Exercise materials:
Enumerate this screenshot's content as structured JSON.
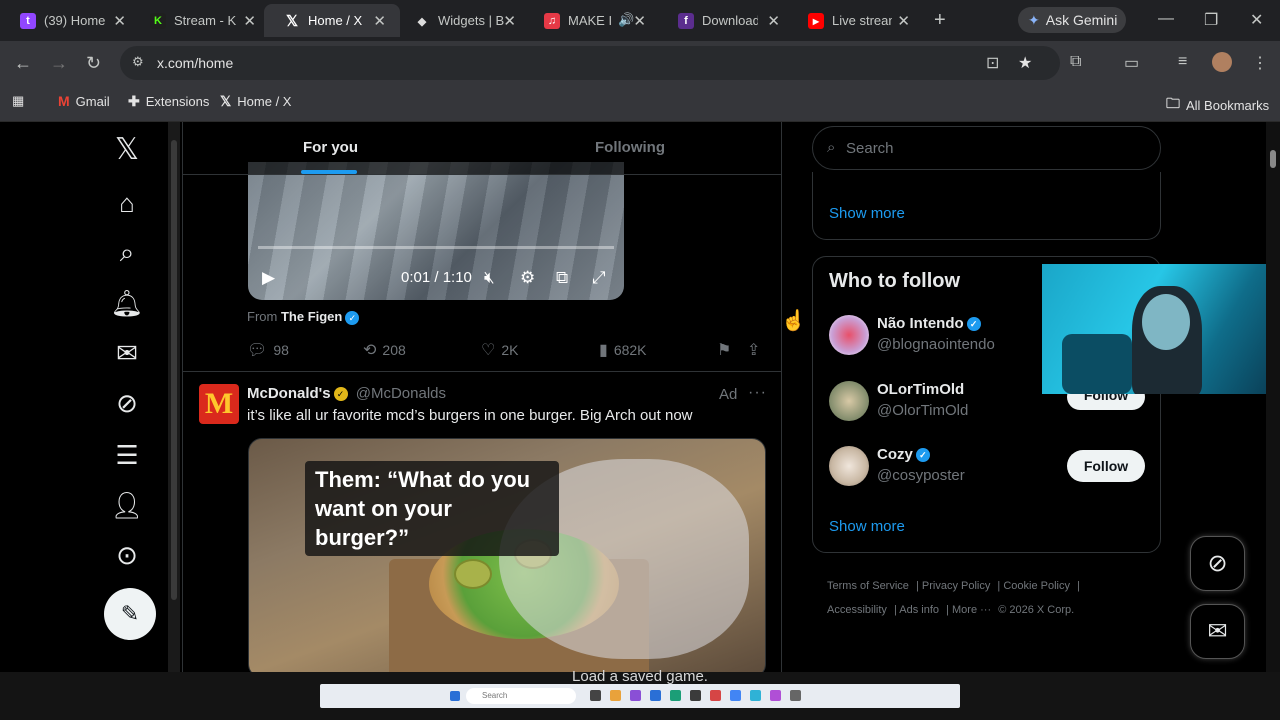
{
  "browser": {
    "tabs": [
      {
        "label": "(39) Home",
        "icon": "twitch-icon",
        "color": "#9146ff",
        "glyph": "t"
      },
      {
        "label": "Stream - K",
        "icon": "kick-icon",
        "color": "#53fc18",
        "glyph": "K"
      },
      {
        "label": "Home / X",
        "icon": "x-icon",
        "color": "#000000",
        "glyph": "X"
      },
      {
        "label": "Widgets | B",
        "icon": "widget-icon",
        "color": "#555555",
        "glyph": "◆"
      },
      {
        "label": "MAKE I",
        "icon": "music-icon",
        "color": "#e63946",
        "glyph": "♫"
      },
      {
        "label": "Download",
        "icon": "download-site-icon",
        "color": "#5b2d8e",
        "glyph": "f"
      },
      {
        "label": "Live stream",
        "icon": "youtube-icon",
        "color": "#ff0000",
        "glyph": "▶"
      }
    ],
    "gemini_label": "Ask Gemini",
    "url": "x.com/home",
    "bookmarks": [
      "Gmail",
      "Extensions",
      "Home / X"
    ],
    "all_bookmarks": "All Bookmarks"
  },
  "timeline": {
    "tab_for_you": "For you",
    "tab_following": "Following",
    "video": {
      "time": "0:01 / 1:10"
    },
    "from_prefix": "From",
    "from_name": "The Figen",
    "actions": {
      "replies": "98",
      "reposts": "208",
      "likes": "2K",
      "views": "682K"
    },
    "ad_post": {
      "name": "McDonald's",
      "handle": "@McDonalds",
      "ad_label": "Ad",
      "text": "it’s like all ur favorite mcd’s burgers in one burger. Big Arch out now",
      "caption": "Them: “What do you want on your burger?”"
    }
  },
  "sidebar": {
    "search_placeholder": "Search",
    "show_more_top": "Show more",
    "who_to_follow_title": "Who to follow",
    "people": [
      {
        "name": "Não Intendo",
        "handle": "@blognaointendo",
        "verified": true,
        "follow": ""
      },
      {
        "name": "OLorTimOld",
        "handle": "@OlorTimOld",
        "verified": false,
        "follow": "Follow"
      },
      {
        "name": "Cozy",
        "handle": "@cosyposter",
        "verified": true,
        "follow": "Follow"
      }
    ],
    "show_more_bottom": "Show more",
    "footer": [
      "Terms of Service",
      "Privacy Policy",
      "Cookie Policy",
      "Accessibility",
      "Ads info",
      "More ···",
      "© 2026 X Corp."
    ]
  },
  "overlay": {
    "subtitle": "Load a saved game.",
    "taskbar_search": "Search"
  }
}
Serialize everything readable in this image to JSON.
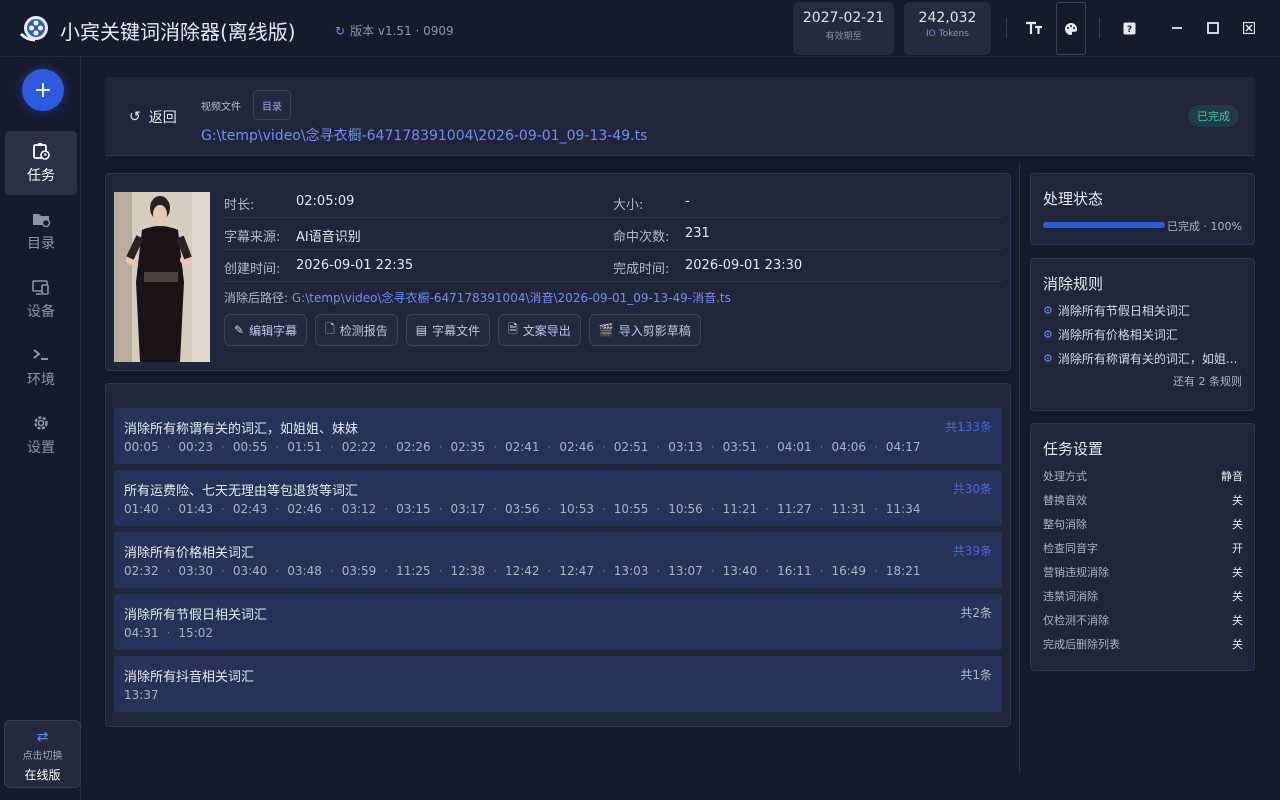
{
  "app": {
    "title": "小宾关键词消除器(离线版)",
    "version": "版本 v1.51 · 0909",
    "expiry_date": "2027-02-21",
    "expiry_label": "有效期至",
    "tokens_value": "242,032",
    "tokens_prefix": "IO",
    "tokens_label": "Tokens"
  },
  "sidebar": {
    "add_label": "+",
    "items": [
      {
        "label": "任务",
        "icon": "task-icon",
        "active": true
      },
      {
        "label": "目录",
        "icon": "folder-settings-icon",
        "active": false
      },
      {
        "label": "设备",
        "icon": "devices-icon",
        "active": false
      },
      {
        "label": "环境",
        "icon": "terminal-icon",
        "active": false
      },
      {
        "label": "设置",
        "icon": "gear-icon",
        "active": false
      }
    ],
    "switch_line1": "点击切换",
    "switch_line2": "在线版"
  },
  "header": {
    "back_label": "返回",
    "video_file_label": "视频文件",
    "dir_button": "目录",
    "file_path": "G:\\temp\\video\\念寻衣橱-647178391004\\2026-09-01_09-13-49.ts",
    "status_badge": "已完成"
  },
  "info": {
    "duration_label": "时长:",
    "duration": "02:05:09",
    "size_label": "大小:",
    "size": "-",
    "subtitle_source_label": "字幕来源:",
    "subtitle_source": "AI语音识别",
    "hits_label": "命中次数:",
    "hits": "231",
    "created_label": "创建时间:",
    "created": "2026-09-01 22:35",
    "finished_label": "完成时间:",
    "finished": "2026-09-01 23:30",
    "output_path_label": "消除后路径:",
    "output_path": "G:\\temp\\video\\念寻衣橱-647178391004\\消音\\2026-09-01_09-13-49-消音.ts",
    "actions": [
      {
        "label": "编辑字幕",
        "icon": "pencil-icon"
      },
      {
        "label": "检测报告",
        "icon": "report-icon"
      },
      {
        "label": "字幕文件",
        "icon": "subtitle-icon"
      },
      {
        "label": "文案导出",
        "icon": "export-doc-icon"
      },
      {
        "label": "导入剪影草稿",
        "icon": "clapper-icon"
      }
    ]
  },
  "results": [
    {
      "title": "消除所有称谓有关的词汇，如姐姐、妹妹",
      "count": "共133条",
      "highlight": true,
      "times": [
        "00:05",
        "00:23",
        "00:55",
        "01:51",
        "02:22",
        "02:26",
        "02:35",
        "02:41",
        "02:46",
        "02:51",
        "03:13",
        "03:51",
        "04:01",
        "04:06",
        "04:17"
      ]
    },
    {
      "title": "所有运费险、七天无理由等包退货等词汇",
      "count": "共30条",
      "highlight": true,
      "times": [
        "01:40",
        "01:43",
        "02:43",
        "02:46",
        "03:12",
        "03:15",
        "03:17",
        "03:56",
        "10:53",
        "10:55",
        "10:56",
        "11:21",
        "11:27",
        "11:31",
        "11:34"
      ]
    },
    {
      "title": "消除所有价格相关词汇",
      "count": "共39条",
      "highlight": true,
      "times": [
        "02:32",
        "03:30",
        "03:40",
        "03:48",
        "03:59",
        "11:25",
        "12:38",
        "12:42",
        "12:47",
        "13:03",
        "13:07",
        "13:40",
        "16:11",
        "16:49",
        "18:21"
      ]
    },
    {
      "title": "消除所有节假日相关词汇",
      "count": "共2条",
      "highlight": false,
      "times": [
        "04:31",
        "15:02"
      ]
    },
    {
      "title": "消除所有抖音相关词汇",
      "count": "共1条",
      "highlight": false,
      "times": [
        "13:37"
      ]
    }
  ],
  "status_panel": {
    "title": "处理状态",
    "progress_text": "已完成 · 100%",
    "progress": 1.0
  },
  "rules_panel": {
    "title": "消除规则",
    "rules": [
      "消除所有节假日相关词汇",
      "消除所有价格相关词汇",
      "消除所有称谓有关的词汇，如姐..."
    ],
    "more": "还有 2 条规则"
  },
  "settings_panel": {
    "title": "任务设置",
    "rows": [
      {
        "key": "处理方式",
        "value": "静音"
      },
      {
        "key": "替换音效",
        "value": "关"
      },
      {
        "key": "整句消除",
        "value": "关"
      },
      {
        "key": "检查同音字",
        "value": "开"
      },
      {
        "key": "营销违规消除",
        "value": "关"
      },
      {
        "key": "违禁词消除",
        "value": "关"
      },
      {
        "key": "仅检测不消除",
        "value": "关"
      },
      {
        "key": "完成后删除列表",
        "value": "关"
      }
    ]
  },
  "colors": {
    "accent": "#2d5be0",
    "link": "#6d8df0",
    "success": "#3cc8a0",
    "background": "#161b2c",
    "card": "#202639"
  }
}
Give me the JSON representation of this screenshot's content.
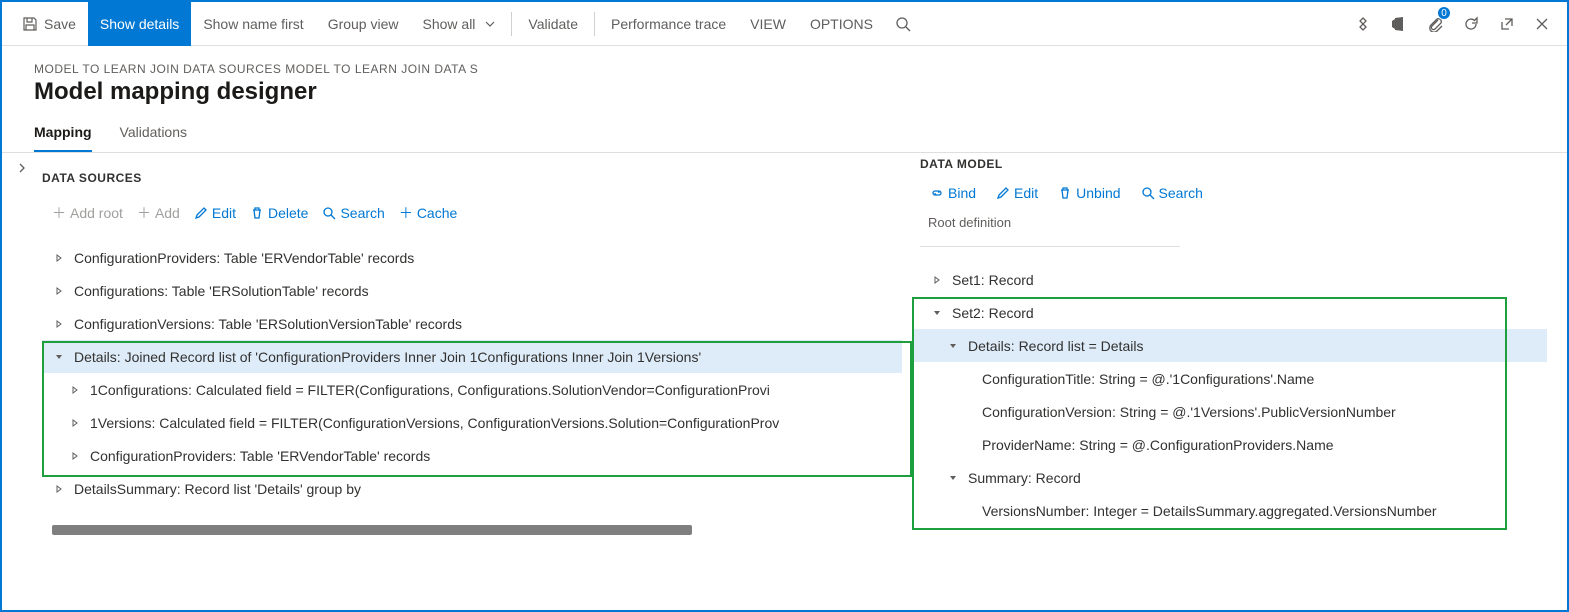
{
  "toolbar": {
    "save": "Save",
    "show_details": "Show details",
    "show_name_first": "Show name first",
    "group_view": "Group view",
    "show_all": "Show all",
    "validate": "Validate",
    "performance_trace": "Performance trace",
    "view": "VIEW",
    "options": "OPTIONS",
    "badge_count": "0"
  },
  "header": {
    "breadcrumb": "MODEL TO LEARN JOIN DATA SOURCES MODEL TO LEARN JOIN DATA S",
    "title": "Model mapping designer"
  },
  "tabs": {
    "mapping": "Mapping",
    "validations": "Validations"
  },
  "left": {
    "title": "DATA SOURCES",
    "buttons": {
      "add_root": "Add root",
      "add": "Add",
      "edit": "Edit",
      "delete": "Delete",
      "search": "Search",
      "cache": "Cache"
    },
    "rows": [
      "ConfigurationProviders: Table 'ERVendorTable' records",
      "Configurations: Table 'ERSolutionTable' records",
      "ConfigurationVersions: Table 'ERSolutionVersionTable' records",
      "Details: Joined Record list of 'ConfigurationProviders Inner Join 1Configurations Inner Join 1Versions'",
      "1Configurations: Calculated field = FILTER(Configurations, Configurations.SolutionVendor=ConfigurationProvi",
      "1Versions: Calculated field = FILTER(ConfigurationVersions, ConfigurationVersions.Solution=ConfigurationProv",
      "ConfigurationProviders: Table 'ERVendorTable' records",
      "DetailsSummary: Record list 'Details' group by"
    ]
  },
  "right": {
    "title": "DATA MODEL",
    "buttons": {
      "bind": "Bind",
      "edit": "Edit",
      "unbind": "Unbind",
      "search": "Search"
    },
    "root_def": "Root definition",
    "rows": [
      "Set1: Record",
      "Set2: Record",
      "Details: Record list = Details",
      "ConfigurationTitle: String = @.'1Configurations'.Name",
      "ConfigurationVersion: String = @.'1Versions'.PublicVersionNumber",
      "ProviderName: String = @.ConfigurationProviders.Name",
      "Summary: Record",
      "VersionsNumber: Integer = DetailsSummary.aggregated.VersionsNumber"
    ]
  }
}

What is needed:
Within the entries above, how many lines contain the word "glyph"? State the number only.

Answer box:
7